In a Collision Case the Crew of the Sinking Vessel Must be Helped.
Here’s Some Information.
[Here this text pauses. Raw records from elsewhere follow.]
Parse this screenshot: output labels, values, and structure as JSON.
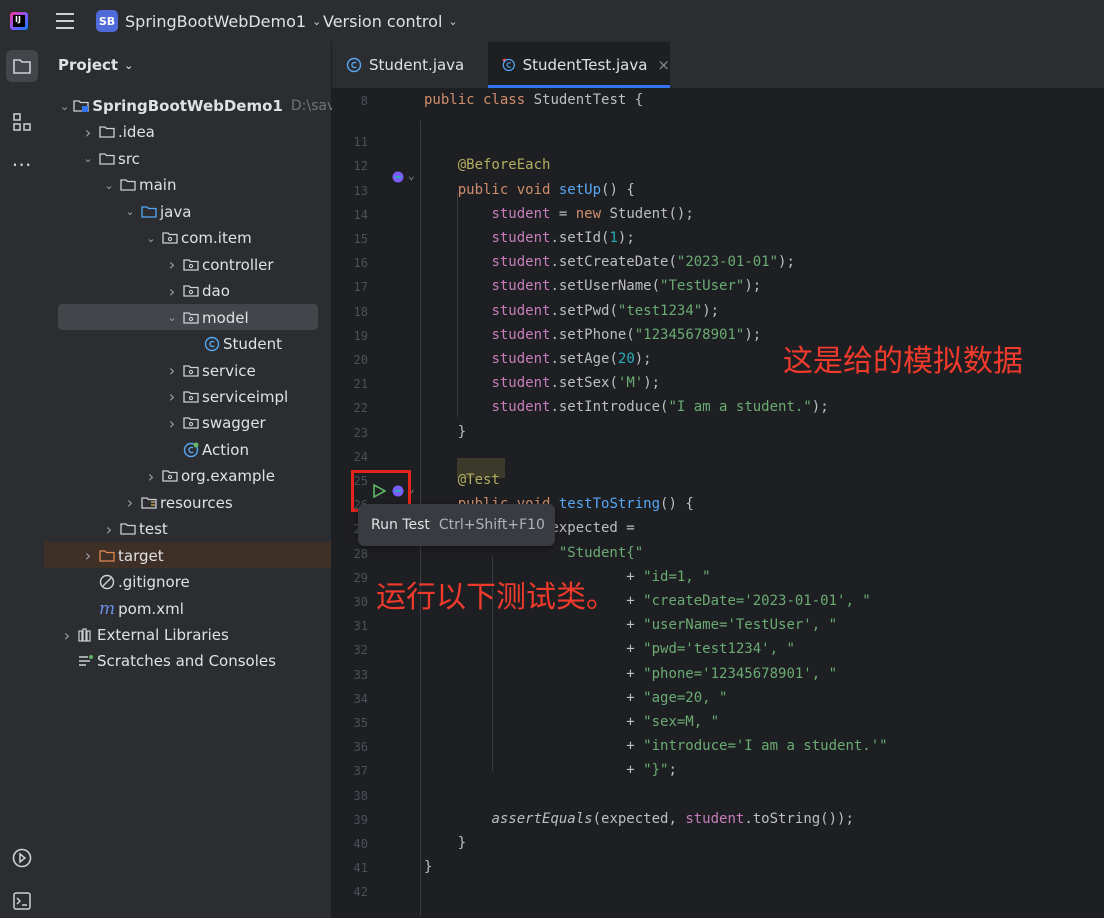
{
  "titlebar": {
    "project_badge": "SB",
    "project_name": "SpringBootWebDemo1",
    "vcs": "Version control"
  },
  "panel": {
    "title": "Project",
    "tree": [
      {
        "label": "SpringBootWebDemo1",
        "extra": "D:\\save\\",
        "indent": 0,
        "arrow": "down",
        "icon": "module-folder-icon",
        "bold": true
      },
      {
        "label": ".idea",
        "indent": 1,
        "arrow": "right",
        "icon": "folder-icon"
      },
      {
        "label": "src",
        "indent": 1,
        "arrow": "down",
        "icon": "folder-icon"
      },
      {
        "label": "main",
        "indent": 2,
        "arrow": "down",
        "icon": "folder-icon"
      },
      {
        "label": "java",
        "indent": 3,
        "arrow": "down",
        "icon": "source-folder-icon"
      },
      {
        "label": "com.item",
        "indent": 4,
        "arrow": "down",
        "icon": "package-icon"
      },
      {
        "label": "controller",
        "indent": 5,
        "arrow": "right",
        "icon": "package-icon"
      },
      {
        "label": "dao",
        "indent": 5,
        "arrow": "right",
        "icon": "package-icon"
      },
      {
        "label": "model",
        "indent": 5,
        "arrow": "down",
        "icon": "package-icon"
      },
      {
        "label": "Student",
        "indent": 6,
        "arrow": "",
        "icon": "class-icon"
      },
      {
        "label": "service",
        "indent": 5,
        "arrow": "right",
        "icon": "package-icon"
      },
      {
        "label": "serviceimpl",
        "indent": 5,
        "arrow": "right",
        "icon": "package-icon"
      },
      {
        "label": "swagger",
        "indent": 5,
        "arrow": "right",
        "icon": "package-icon"
      },
      {
        "label": "Action",
        "indent": 5,
        "arrow": "",
        "icon": "spring-class-icon"
      },
      {
        "label": "org.example",
        "indent": 4,
        "arrow": "right",
        "icon": "package-icon"
      },
      {
        "label": "resources",
        "indent": 3,
        "arrow": "right",
        "icon": "resources-folder-icon"
      },
      {
        "label": "test",
        "indent": 2,
        "arrow": "right",
        "icon": "folder-icon"
      },
      {
        "label": "target",
        "indent": 1,
        "arrow": "right",
        "icon": "excluded-folder-icon"
      },
      {
        "label": ".gitignore",
        "indent": 1,
        "arrow": "",
        "icon": "ignore-file-icon"
      },
      {
        "label": "pom.xml",
        "indent": 1,
        "arrow": "",
        "icon": "maven-icon"
      },
      {
        "label": "External Libraries",
        "indent": 0,
        "arrow": "right",
        "icon": "library-icon"
      },
      {
        "label": "Scratches and Consoles",
        "indent": 0,
        "arrow": "",
        "icon": "scratches-icon"
      }
    ]
  },
  "tabs": [
    {
      "label": "Student.java",
      "close": ""
    },
    {
      "label": "StudentTest.java",
      "close": "×"
    }
  ],
  "code": {
    "lines": [
      {
        "n": "8",
        "html": "<span class='kw'>public class</span> StudentTest {"
      },
      {
        "n": "11",
        "html": ""
      },
      {
        "n": "12",
        "html": "    <span class='ann'>@BeforeEach</span>"
      },
      {
        "n": "13",
        "html": "    <span class='kw'>public void</span> <span class='fn'>setUp</span>() {"
      },
      {
        "n": "14",
        "html": "        <span class='fld'>student</span> = <span class='kw'>new</span> Student();"
      },
      {
        "n": "15",
        "html": "        <span class='fld'>student</span>.setId(<span class='num'>1</span>);"
      },
      {
        "n": "16",
        "html": "        <span class='fld'>student</span>.setCreateDate(<span class='str'>\"2023-01-01\"</span>);"
      },
      {
        "n": "17",
        "html": "        <span class='fld'>student</span>.setUserName(<span class='str'>\"TestUser\"</span>);"
      },
      {
        "n": "18",
        "html": "        <span class='fld'>student</span>.setPwd(<span class='str'>\"test1234\"</span>);"
      },
      {
        "n": "19",
        "html": "        <span class='fld'>student</span>.setPhone(<span class='str'>\"12345678901\"</span>);"
      },
      {
        "n": "20",
        "html": "        <span class='fld'>student</span>.setAge(<span class='num'>20</span>);"
      },
      {
        "n": "21",
        "html": "        <span class='fld'>student</span>.setSex(<span class='str'>'M'</span>);"
      },
      {
        "n": "22",
        "html": "        <span class='fld'>student</span>.setIntroduce(<span class='str'>\"I am a student.\"</span>);"
      },
      {
        "n": "23",
        "html": "    }"
      },
      {
        "n": "24",
        "html": ""
      },
      {
        "n": "25",
        "html": "    <span class='ann'>@Test</span>"
      },
      {
        "n": "26",
        "html": "    <span class='kw'>public void</span> <span class='fn'>testToString</span>() {"
      },
      {
        "n": "27",
        "html": "        String expected ="
      },
      {
        "n": "28",
        "html": "                <span class='str'>\"Student{\"</span>"
      },
      {
        "n": "29",
        "html": "                        + <span class='str'>\"id=1, \"</span>"
      },
      {
        "n": "30",
        "html": "                        + <span class='str'>\"createDate='2023-01-01', \"</span>"
      },
      {
        "n": "31",
        "html": "                        + <span class='str'>\"userName='TestUser', \"</span>"
      },
      {
        "n": "32",
        "html": "                        + <span class='str'>\"pwd='test1234', \"</span>"
      },
      {
        "n": "33",
        "html": "                        + <span class='str'>\"phone='12345678901', \"</span>"
      },
      {
        "n": "34",
        "html": "                        + <span class='str'>\"age=20, \"</span>"
      },
      {
        "n": "35",
        "html": "                        + <span class='str'>\"sex=M, \"</span>"
      },
      {
        "n": "36",
        "html": "                        + <span class='str'>\"introduce='I am a student.'\"</span>"
      },
      {
        "n": "37",
        "html": "                        + <span class='str'>\"}\"</span>;"
      },
      {
        "n": "38",
        "html": ""
      },
      {
        "n": "39",
        "html": "        <span class='it'>assertEquals</span>(expected, <span class='fld'>student</span>.toString());"
      },
      {
        "n": "40",
        "html": "    }"
      },
      {
        "n": "41",
        "html": "}"
      },
      {
        "n": "42",
        "html": ""
      }
    ]
  },
  "tooltip": {
    "label": "Run Test",
    "shortcut": "Ctrl+Shift+F10"
  },
  "annotations": {
    "note1": "这是给的模拟数据",
    "note2": "运行以下测试类。"
  },
  "colors": {
    "accent": "#3574f0",
    "annotation_red": "#e3251c"
  }
}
The recent Northern Queen-Fayette Brown collision case and the charge (afterward denied) made against Capt. Smith, of the Queen, of keeping on his way without attempting to succor the crew of the sinking Brown, raises a controversy as to whether or no there is a law bearing on the latter subject. There is such a law, but comparatively few persons are aware of its existence. It was passed and approved last fall and went into effect on December 15. It provides that in every case of collision between two vessels it shall be the duty of the master or person in charge of each vessel, if and so far as he can do so without serious danger to his own crew and passengers If any), to stay by the other vessel until has ascertained that she has no need of further assistance, and to render to the other vessel, her master, crew and passengers (if any) such assistance as may be necessary to save them from any danger caused by the collision, and so also to give to the master or person in charge of the other vessel the name of his own vessel and her port of registry, or other port or place to which she belongs, and also the names of the ports to and from which she is bound. If he fails so to do, and no reasonable cause for such failure can be shown, the collision shall, in absence of proof to the contrary, be deemed to have been caused by his wrongful act, neglect or default.
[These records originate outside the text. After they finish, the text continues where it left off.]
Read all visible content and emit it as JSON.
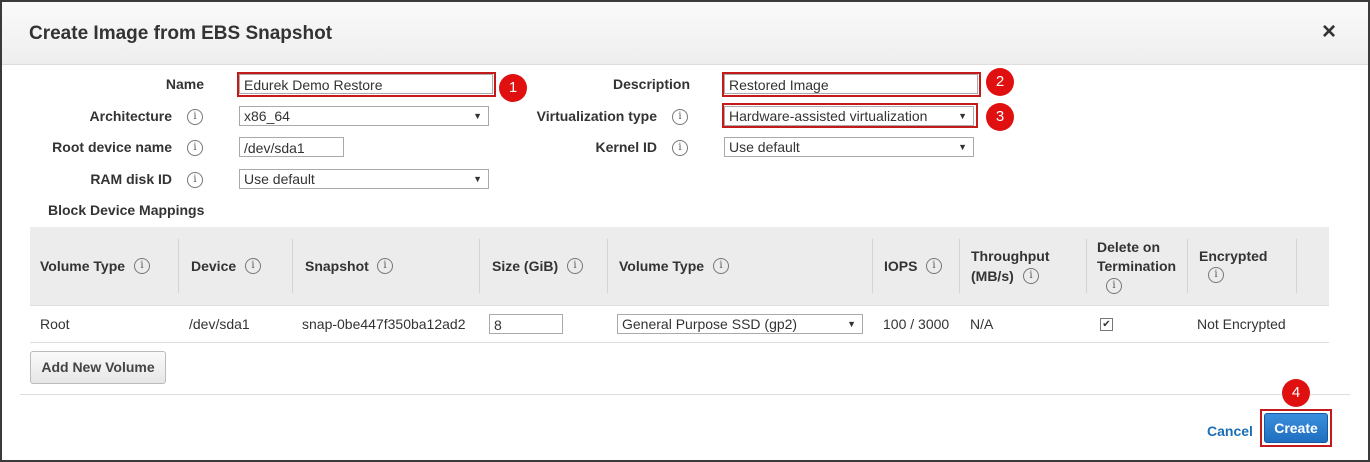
{
  "dialog": {
    "title": "Create Image from EBS Snapshot",
    "close_icon": "×"
  },
  "form": {
    "name_label": "Name",
    "name_value": "Edurek Demo Restore",
    "description_label": "Description",
    "description_value": "Restored Image",
    "architecture_label": "Architecture",
    "architecture_value": "x86_64",
    "virtualization_label": "Virtualization type",
    "virtualization_value": "Hardware-assisted virtualization",
    "root_device_label": "Root device name",
    "root_device_value": "/dev/sda1",
    "kernel_label": "Kernel ID",
    "kernel_value": "Use default",
    "ramdisk_label": "RAM disk ID",
    "ramdisk_value": "Use default",
    "block_mappings_label": "Block Device Mappings"
  },
  "table": {
    "headers": {
      "volume_type": "Volume Type",
      "device": "Device",
      "snapshot": "Snapshot",
      "size": "Size (GiB)",
      "volume_type2": "Volume Type",
      "iops": "IOPS",
      "throughput_l1": "Throughput",
      "throughput_l2": "(MB/s)",
      "delete_l1": "Delete on",
      "delete_l2": "Termination",
      "encrypted": "Encrypted"
    },
    "row": {
      "volume_type": "Root",
      "device": "/dev/sda1",
      "snapshot": "snap-0be447f350ba12ad2",
      "size": "8",
      "ebs_type": "General Purpose SSD (gp2)",
      "iops": "100 / 3000",
      "throughput": "N/A",
      "delete_on_termination": "✔",
      "encrypted": "Not Encrypted"
    }
  },
  "buttons": {
    "add_volume": "Add New Volume",
    "cancel": "Cancel",
    "create": "Create"
  },
  "badges": [
    "1",
    "2",
    "3",
    "4"
  ],
  "icons": {
    "info": "i",
    "dropdown": "▼"
  },
  "colors": {
    "highlight": "#c41a1a",
    "badge": "#e01010",
    "primary": "#1f6fc0",
    "link": "#1a6fb5"
  }
}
Section 2 provides that every master or person in charge of a United States vessel who fails, without reasonable cause, to render such assistance or give such information as aforesaid, shall be deemed guilty of a misdemeanor, and shall be liable for a penalty of $1,000 or imprisonment for a term not exceeding two years; and for the above sum the vessel shall be liable and may be seized and proceeded against by process in any District Court in the United States by any person; one half of such sum to be payable to the informer and one half to the United States.